Red wine lovers will love Stonewall Creek. Its Cabernet Franc is an award winner; the mild, tasty 2015 Malbec is aged 12 months in French and Bulgarian oak. The Malbec is named Three Eagles, for the couple’s sons, all Eagle Scouts. Tastings here are $10 for six samples or $6 for three samples.
Details: 323 Standing Deer Lane, Tiger. 706.212.0584. stonewallcreek.com.
Tiger Mountain Vineyards
In 1995, a fifth-generation family farm became Tiger Mountain Vineyards, the first in the area and the first vinifera (white Mediterranean grape) vineyard in Georgia. At 100 acres, it’s still one of the largest.
John Ezzard, who made his living as a urologist, was born on the farm in 1936, and founded the winery with wife Martha, a onetime columnist and author (The Second Bud, Deserting the City for a Farm Winery). He died in November, but you might meet Miss Martha, who at 77, still is a force of nature.
Tiger Mountain focuses on fine, dry, white European wines and has a list of awards as long as the mountain views from the property’s 75-year-old Red Barn Café. That list includes prestigious international honors.
Your many choices here include whites (a one-of-a-kind, late-harvest Petit Manseng) and reds (go for the Malbec). The challenge is deciding which of the eight wines to taste for the $10 it costs.
Each May, Atlanta’s Seed & Feed Marching Abominables visit to perform and “wake the vines” for growing season. This year, that happens May 12.
Details: 2592 Old 441 South, Tiger. 706.782.4777. tigerwine.com.
ELSEWHERE IN GEORGIA
Cavender Creek Vineyards
Five acres of vines produce Norton, Petit Manseng and cabernet sauvignon grapes. Two of Cavender’s 2016 reds are award winners. Tastings are $12 for four samples, with the option of adding a shot of “wine shine” (apple or peach) for $3. Also tempting: the sangria and wine slushies. Stay on-site in the 1820s log cabin ($225 nightly), and relax on the porch with Tinkerbell and Tucker, two Great Pyrenees who look after the place. Donkeys and free-range chickens will keep you company, too. 3610 Cavender Creek Road, Dahlonega. 706.867.7700 or cavendercreekvineyards.com.
Château Élan Winery and Resort
The granddaddy of Georgia wineries was founded in 1984 and recently changed ownership. There’s much to do on its 3,500 acres: You can go gourmet at mealtime, stay a few days, swim, play golf, get married, take cooking classes, disappear into the spa and, of course, drink wine.

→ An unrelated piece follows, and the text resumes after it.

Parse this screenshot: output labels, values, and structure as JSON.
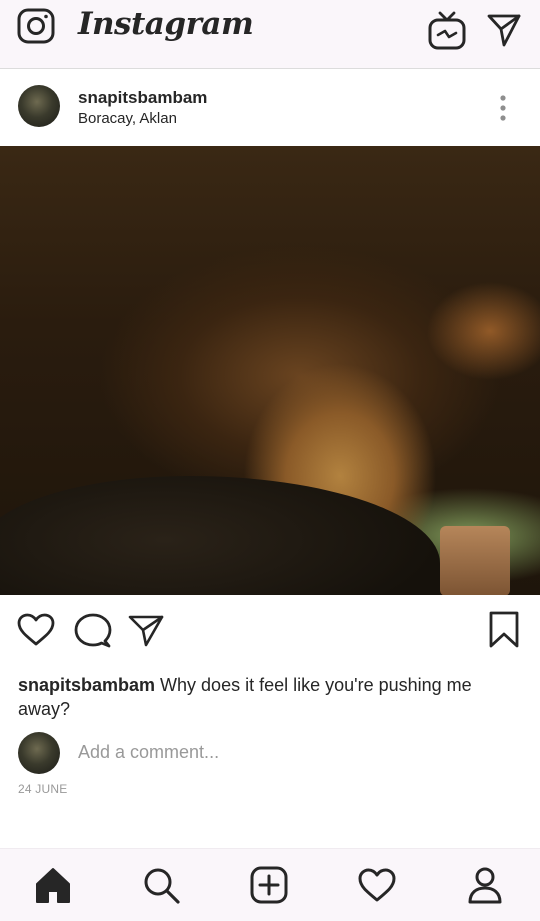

Should you tire of wine (???), grab a pint at the Irish pub. Tastings are $25 for seven samples; $63 buys eight samples, a guided tour, and a sampling of chef-selected cheeses and seasonal goodies. 100 Rue Charlemagne Drive, Braselton. 678.425.0900 or chateauelan.com.
Kaya Vineyard and Winery
Numbers tell the tale here. You’re at an elevation of 1,600 feet and can take in views from a 2,000-sq. ft. front porch. Fill your glass with the reserve chardonnay, a 2017 award winner, or any of 19 other estate-grown varietals. Tastings start at $14 for five samples. On-site cottages open to guests this summer. Kaya holds its annual “Jeeps in the Vines” party on April 25 (live music, dozens of Jeeps and, of course, wine). 5400 Town Creek Road, Dahlonega. 706.219.3514 or kayavineyards.com.
Montaluce Winery & Restaurant
Italian-style la dolce vita (the sweet life) is served daily. Montaluce’s wine and food are 2017 North Georgia Top Chef and Wine Tasting winners. Tastings are $18-$23 for five samples (white only, red only or mixed). Montaluce also makes mead. Weekend wine hikes are $45. The restaurant serves lunch and dinner daily, with a Sunday brunch that includes chef-made cinnamon rolls. 501 Hightower Church Road, Dahlonega. 706.867.4060 or montaluce.com.
Wolf Mountain Vineyards & Winery
The first Georgia winery to win best in class and double gold medals at both the San Francisco Chronicle and Los Angeles International competitions offers Napa Valley-style opulence. Tastings are $20 for six samples. Lunch and dinner (reservations required) are served in the Vineyard Café. Ask about the gourmet winemaker’s dinner. Check out the library and 19th-century wine artifacts. 180 Wolf Mountain Trail, Dahlonega. 706.867.9862 or wolfmountainvineyards.com.